These emissions generally occur randomly and are difficult to predict. In addition, these emissions may be intermittent and vary in intensity over time. Therefore, measurements of equipment leak emissions actually represent a "snapshot" of the leaking.
Current Control Measures for Process Fugitive Emission Sources: The status of industrial process fugitive particulate emission (FPE) controls has been characterised by the terms ’emerging’ and ‘site-specific.’ Control of FPE sources has received attention only within the last five or six years.
Regulations during 80`s required facilities to estimate and control fugitive emission estimates. The EPA began to develop a series of National Emission Standards for Hazardous Air Pollutants (NESHAPs) which established emission standards for industries. The techniques used to control fugitive VOC emissions are quite different frqm those used to control process emissions, due in large part to the fact that process emissions are generally vented from a definable point or stack, while fugitive emission sources are more diffuse.
Use refinery factors to determine equipment leak fugitive emissions from a refinery process. For a chemical process located within a refinery that is not specifically considered a refinery process (for example, an MTBE production unit), use the SOCMI factors rather than the refinery factors to calculate emissions.
Volatile organic compounds (VOCs) are substances with low boiling points that evaporate from solids or liquids used in industrial processes, for example formaldehyde evaporating from paint, or.
Limiting leakage of harmful volatile organic compounds (VOCs) from valves is a business imperative for chemical manufacturers.

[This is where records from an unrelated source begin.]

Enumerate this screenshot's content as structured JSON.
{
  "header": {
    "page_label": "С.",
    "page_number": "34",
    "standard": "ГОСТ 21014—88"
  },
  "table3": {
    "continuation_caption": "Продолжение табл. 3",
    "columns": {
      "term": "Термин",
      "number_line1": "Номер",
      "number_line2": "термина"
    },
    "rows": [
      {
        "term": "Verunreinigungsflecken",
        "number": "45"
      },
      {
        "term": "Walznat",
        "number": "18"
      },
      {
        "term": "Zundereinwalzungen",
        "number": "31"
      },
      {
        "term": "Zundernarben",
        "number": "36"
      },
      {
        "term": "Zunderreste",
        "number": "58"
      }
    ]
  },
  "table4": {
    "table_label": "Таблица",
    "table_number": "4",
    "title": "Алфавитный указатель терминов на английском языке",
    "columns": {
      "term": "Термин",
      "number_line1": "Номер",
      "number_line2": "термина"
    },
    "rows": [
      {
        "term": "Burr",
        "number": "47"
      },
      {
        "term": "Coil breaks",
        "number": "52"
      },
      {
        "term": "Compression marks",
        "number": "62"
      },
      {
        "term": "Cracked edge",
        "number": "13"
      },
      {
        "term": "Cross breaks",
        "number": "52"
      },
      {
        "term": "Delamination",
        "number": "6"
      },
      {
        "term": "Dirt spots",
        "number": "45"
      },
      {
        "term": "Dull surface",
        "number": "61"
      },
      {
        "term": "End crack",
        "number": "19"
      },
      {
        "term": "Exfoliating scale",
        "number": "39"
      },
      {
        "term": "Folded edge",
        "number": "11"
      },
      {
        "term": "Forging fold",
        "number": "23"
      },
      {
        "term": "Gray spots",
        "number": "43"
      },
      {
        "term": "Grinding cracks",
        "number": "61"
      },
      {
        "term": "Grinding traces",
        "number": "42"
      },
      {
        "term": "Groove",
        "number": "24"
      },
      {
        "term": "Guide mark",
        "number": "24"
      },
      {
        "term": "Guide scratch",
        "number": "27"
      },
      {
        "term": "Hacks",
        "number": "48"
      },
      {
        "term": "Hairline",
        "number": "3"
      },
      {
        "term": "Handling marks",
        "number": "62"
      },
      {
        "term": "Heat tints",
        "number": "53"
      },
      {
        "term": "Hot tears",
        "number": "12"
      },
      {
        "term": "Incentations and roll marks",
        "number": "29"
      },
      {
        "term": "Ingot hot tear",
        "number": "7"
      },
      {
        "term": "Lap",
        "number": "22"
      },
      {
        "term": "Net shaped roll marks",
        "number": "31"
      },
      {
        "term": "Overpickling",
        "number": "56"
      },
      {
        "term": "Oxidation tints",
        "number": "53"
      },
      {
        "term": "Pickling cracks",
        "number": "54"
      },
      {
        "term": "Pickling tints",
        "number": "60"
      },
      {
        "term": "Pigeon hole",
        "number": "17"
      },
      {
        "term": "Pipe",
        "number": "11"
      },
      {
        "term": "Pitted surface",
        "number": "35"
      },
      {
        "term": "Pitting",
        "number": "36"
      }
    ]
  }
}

Process plants must curb such emissions to comply with increasingly stringent regulations, and to protect workers, communities and the environment as well as the company’s bottom line and reputation.
The fugitive emissions are HAPs. OR 2. Your facility is one of those source categories listed in Tablein which case you will need to include the quantifiable fugitive emissions of all other regulated air pollutants (e.g., particulate matter, VOCs).
OR 3. Your facility is subject to a NSPS or NESHAP promulgated before August 7, Figure is a functional diagram of the process anticipated for controlling fugitive emissions. The process steps represented in this diagram could occur concurrently, sequentially or separately, depending on the type of equipment.
Two basic approaches include the spray charging and trapping (SCAT) scrubber system and the charged fogger. Fugitive Emissions Monitoring Course Description This course provides introductory level information relating to the source and control of fugitive VOC (Volatile Organic Compounds) and VHAP (Volatile Hazardous Air Pollutant) emissions through the application of a leak detection and repair (LDAR) program.
The most important aspects of this course. Equation Tier 3b calculation of HFC emissions in an individual process stream (proxy method) Equation Tier 3b calculation of standard emission for proxy method Equation Tier 3c calculation of HFC emissions from an individual facility by in-process.
This rule is intended to limit volatile organic compound (VOC) emissions from wastewater systems. (b) Applicability This rule applies to wastewater systems and associated control equipment located at petroleum refineries, on-shore oil production fields, off-shore oil production platforms, chemical plants, and industrial facilities.
(c) Definitions.The control measures implemented for VOC emissions simultaneously control methane emissions and could reduce methane emissions by as much as 11, TPY from fugitive emissions components through the performance of quarterly LDAR inspections, by as much as 17 TPY from the installation of controls for storage vessels with actual emissions based.US EPA, Control Techniques for Fugitive VOC Emissions from Chemical Process Facilities, EPA//R/ US Environmental Protection Agency, Cincinnati, OH ().
US Environmental Protection Agency, Cincinnati, OH ().